Operating systems for mainframes are few in number: UNIX, Linux, VMS, Z/OS, Z/VM, VSE/ESA. The latter three are of IBM origin and all three: VMS, Linux and Unix also run on IBM mainframes(2)
However there are some dialects of VMS, Linux, and Unix running on different machines.
When the first programming languages like Cobol, Fortran and Algol were created every large company and institution could hire people to do the programming of administration or complicated scientific calculations. The atomic bomb project in Los Alamos was a prime example of doing calculations using computers, without it the project never had succeeded in time.
Many scientists have contributed to the mainframe computer as it is now. Things did not go as smooth and fast as it goes nowadays. Sometimes many items, mechanisms, or materials still had to be invented before things really got on their way. On line memory was a crucial phase in developing large computers. Also when timesharing was invented in the late 60's mainframe use exploded.
To create a mainframe one needed at least a few hundred thousand dollars to
build the first types.
Later types of the 60' and 70's required a few million dollars and now depending on what capacities you need mainframes range between two three hundred to several tens of millions
It is reasonable to say that small companies can not afford to spent that kind of money to develop one machine or prototype.
Thus firms like:
and the like were the only ones financially capable of developing mainframe machines.
As mainframe markets shrunk some companies were assimilated by their peers and other congregated into even larger firms.
A (modern) mainframe is still a very large machine, sometimes tens of square
meters. Has usually more than one processor and loads of memory: often running
between a few mega- to several hundreds Gb of RAM.
It has tons of disk space and other storage facilities in large size and quantities that are not normally found with mini or micro computers. And although it looks like hundreds of users are using the machine simultaneously it is all governed by a sophisticated time sharing system, hence: serialization. (per processor)
IBM 701 (1952)
Introduction | Chronology | Construction | Operatingsystems | Programming | Pioneers | Companies
|Last Updated on July 12, 2004||For suggestions please mail the editors|
Footnotes & References
|1||part of this text is based on the page: icarus.brainerd.net/~kuck/history/mainfram.html. by AJ Morgan|
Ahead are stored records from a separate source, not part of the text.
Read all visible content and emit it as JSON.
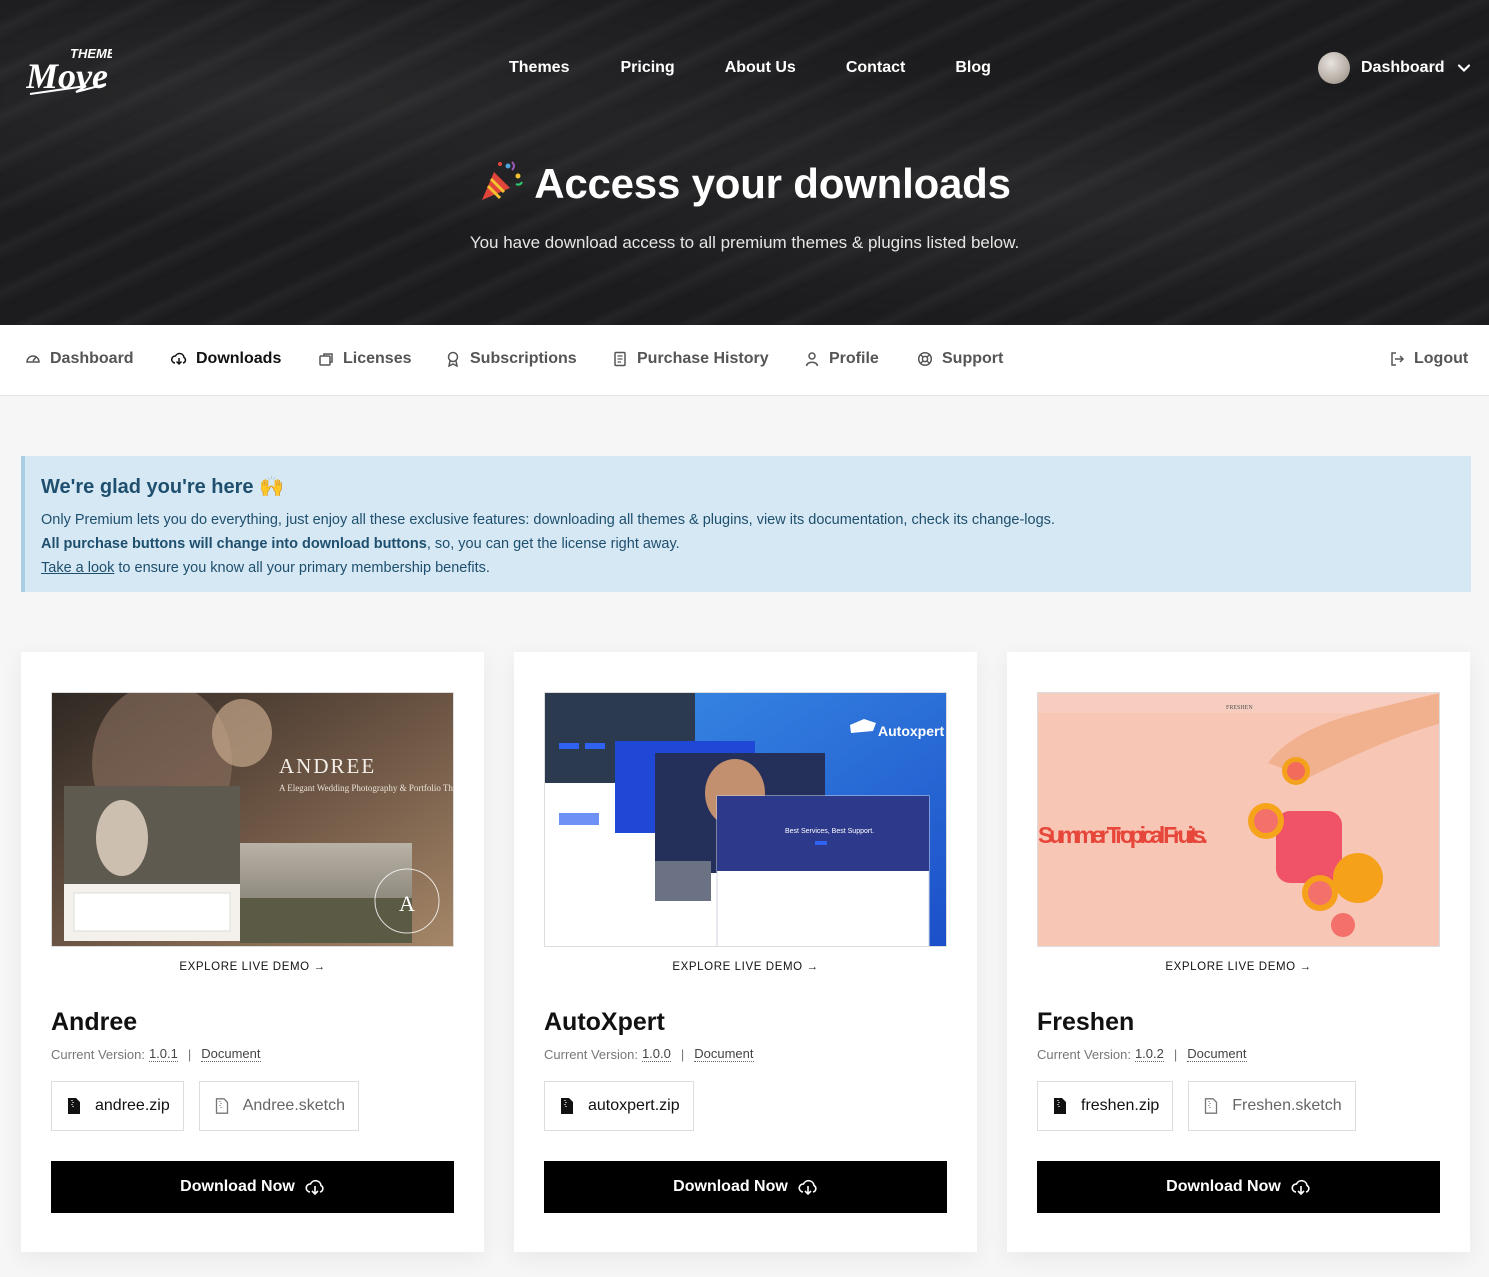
{
  "brand": {
    "logo_text_top": "THEME",
    "logo_text_main": "Move"
  },
  "topnav": [
    "Themes",
    "Pricing",
    "About Us",
    "Contact",
    "Blog"
  ],
  "user_menu": {
    "label": "Dashboard"
  },
  "hero": {
    "title": "Access your downloads",
    "subtitle": "You have download access to all premium themes & plugins listed below."
  },
  "tabs": [
    {
      "label": "Dashboard",
      "icon": "dashboard-icon"
    },
    {
      "label": "Downloads",
      "icon": "cloud-download-icon",
      "active": true
    },
    {
      "label": "Licenses",
      "icon": "key-icon"
    },
    {
      "label": "Subscriptions",
      "icon": "badge-icon"
    },
    {
      "label": "Purchase History",
      "icon": "receipt-icon"
    },
    {
      "label": "Profile",
      "icon": "user-icon"
    },
    {
      "label": "Support",
      "icon": "lifebuoy-icon"
    }
  ],
  "logout": {
    "label": "Logout",
    "icon": "logout-icon"
  },
  "notice": {
    "title": "We're glad you're here 🙌",
    "line1": "Only Premium lets you do everything, just enjoy all these exclusive features: downloading all themes & plugins, view its documentation, check its change-logs.",
    "line2_bold": "All purchase buttons will change into download buttons",
    "line2_rest": ", so, you can get the license right away.",
    "line3_link": "Take a look",
    "line3_rest": " to ensure you know all your primary membership benefits."
  },
  "cards": [
    {
      "name": "Andree",
      "thumb_heading": "ANDREE",
      "thumb_sub": "A Elegant Wedding Photography & Portfolio Theme",
      "explore": "EXPLORE LIVE DEMO",
      "version_label": "Current Version:",
      "version": "1.0.1",
      "doc": "Document",
      "files": [
        "andree.zip",
        "Andree.sketch"
      ],
      "button": "Download Now"
    },
    {
      "name": "AutoXpert",
      "thumb_heading": "Autoxpert",
      "thumb_sub": "Best Services, Best Support.",
      "explore": "EXPLORE LIVE DEMO",
      "version_label": "Current Version:",
      "version": "1.0.0",
      "doc": "Document",
      "files": [
        "autoxpert.zip"
      ],
      "button": "Download Now"
    },
    {
      "name": "Freshen",
      "thumb_heading": "Summer Tropical Fruits.",
      "thumb_sub": "FRESHEN",
      "explore": "EXPLORE LIVE DEMO",
      "version_label": "Current Version:",
      "version": "1.0.2",
      "doc": "Document",
      "files": [
        "freshen.zip",
        "Freshen.sketch"
      ],
      "button": "Download Now"
    }
  ]
}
|2||Leslie Willoughby supplied the extra OS info on IBM mainframes|
|3||picture graphically reworked from computer encyclopedia: Mark Greenia|
|4||Marian Bozdoc, Auckland NZ,|